### Your task:
Restate every record exactly, with nothing skipped.

### Records excerpted from a collection:
++++++++++

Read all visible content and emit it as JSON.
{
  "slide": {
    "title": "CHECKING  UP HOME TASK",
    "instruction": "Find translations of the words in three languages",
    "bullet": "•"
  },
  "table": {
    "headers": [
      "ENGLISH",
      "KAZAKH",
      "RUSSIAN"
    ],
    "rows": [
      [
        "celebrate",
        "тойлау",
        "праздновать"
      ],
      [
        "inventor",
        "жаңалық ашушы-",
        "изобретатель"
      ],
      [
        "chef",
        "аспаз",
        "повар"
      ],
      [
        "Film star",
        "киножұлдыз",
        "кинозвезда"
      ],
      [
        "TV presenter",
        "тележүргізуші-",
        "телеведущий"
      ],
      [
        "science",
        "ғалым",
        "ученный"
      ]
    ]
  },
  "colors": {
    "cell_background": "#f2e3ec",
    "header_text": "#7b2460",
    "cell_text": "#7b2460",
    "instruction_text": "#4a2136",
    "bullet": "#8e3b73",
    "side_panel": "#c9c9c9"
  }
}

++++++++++

### Output for this exercise:
Read all visible content and emit it as JSON.
{
  "slide": {
    "title": "CHECKING  UP HOME TASK",
    "instruction": "Find translations of the words in three languages",
    "bullet": "•"
  },
  "table": {
    "headers": [
      "ENGLISH",
      "KAZAKH",
      "RUSSIAN"
    ],
    "rows": [
      [
        "celebrate",
        "тойлау",
        "праздновать"
      ],
      [
        "inventor",
        "жаңалық ашушы-",
        "изобретатель"
      ],
      [
        "chef",
        "аспаз",
        "повар"
      ],
      [
        "Film star",
        "киножұлдыз",
        "кинозвезда"
      ],
      [
        "TV presenter",
        "тележүргізуші-",
        "телеведущий"
      ],
      [
        "science",
        "ғалым",
        "ученный"
      ]
    ]
  },
  "colors": {
    "cell_background": "#f2e3ec",
    "header_text": "#7b2460",
    "cell_text": "#7b2460",
    "instruction_text": "#4a2136",
    "bullet": "#8e3b73",
    "side_panel": "#c9c9c9"
  }
}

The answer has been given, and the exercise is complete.